**Your objective:** A word-for-word repetition of all the entries is required.

(Data about app and page elements)
>>>>
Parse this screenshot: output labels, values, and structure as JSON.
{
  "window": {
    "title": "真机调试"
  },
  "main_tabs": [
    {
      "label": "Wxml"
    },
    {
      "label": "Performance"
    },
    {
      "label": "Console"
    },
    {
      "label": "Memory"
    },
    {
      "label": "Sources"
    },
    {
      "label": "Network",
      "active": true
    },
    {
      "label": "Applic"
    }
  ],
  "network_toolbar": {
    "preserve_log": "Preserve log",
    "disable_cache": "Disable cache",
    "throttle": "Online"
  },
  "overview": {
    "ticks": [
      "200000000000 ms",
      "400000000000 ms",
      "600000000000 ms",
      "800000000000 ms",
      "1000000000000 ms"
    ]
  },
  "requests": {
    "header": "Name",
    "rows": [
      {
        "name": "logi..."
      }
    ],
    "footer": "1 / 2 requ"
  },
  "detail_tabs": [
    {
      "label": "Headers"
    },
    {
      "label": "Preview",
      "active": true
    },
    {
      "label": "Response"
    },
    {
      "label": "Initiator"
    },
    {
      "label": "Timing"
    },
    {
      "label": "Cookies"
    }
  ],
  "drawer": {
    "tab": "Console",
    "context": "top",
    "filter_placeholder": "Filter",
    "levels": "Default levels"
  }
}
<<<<
**Response to this exercise:**
Parse this screenshot: output labels, values, and structure as JSON.
{
  "window": {
    "title": "真机调试"
  },
  "main_tabs": [
    {
      "label": "Wxml"
    },
    {
      "label": "Performance"
    },
    {
      "label": "Console"
    },
    {
      "label": "Memory"
    },
    {
      "label": "Sources"
    },
    {
      "label": "Network",
      "active": true
    },
    {
      "label": "Applic"
    }
  ],
  "network_toolbar": {
    "preserve_log": "Preserve log",
    "disable_cache": "Disable cache",
    "throttle": "Online"
  },
  "overview": {
    "ticks": [
      "200000000000 ms",
      "400000000000 ms",
      "600000000000 ms",
      "800000000000 ms",
      "1000000000000 ms"
    ]
  },
  "requests": {
    "header": "Name",
    "rows": [
      {
        "name": "logi..."
      }
    ],
    "footer": "1 / 2 requ"
  },
  "detail_tabs": [
    {
      "label": "Headers"
    },
    {
      "label": "Preview",
      "active": true
    },
    {
      "label": "Response"
    },
    {
      "label": "Initiator"
    },
    {
      "label": "Timing"
    },
    {
      "label": "Cookies"
    }
  ],
  "drawer": {
    "tab": "Console",
    "context": "top",
    "filter_placeholder": "Filter",
    "levels": "Default levels"
  }
}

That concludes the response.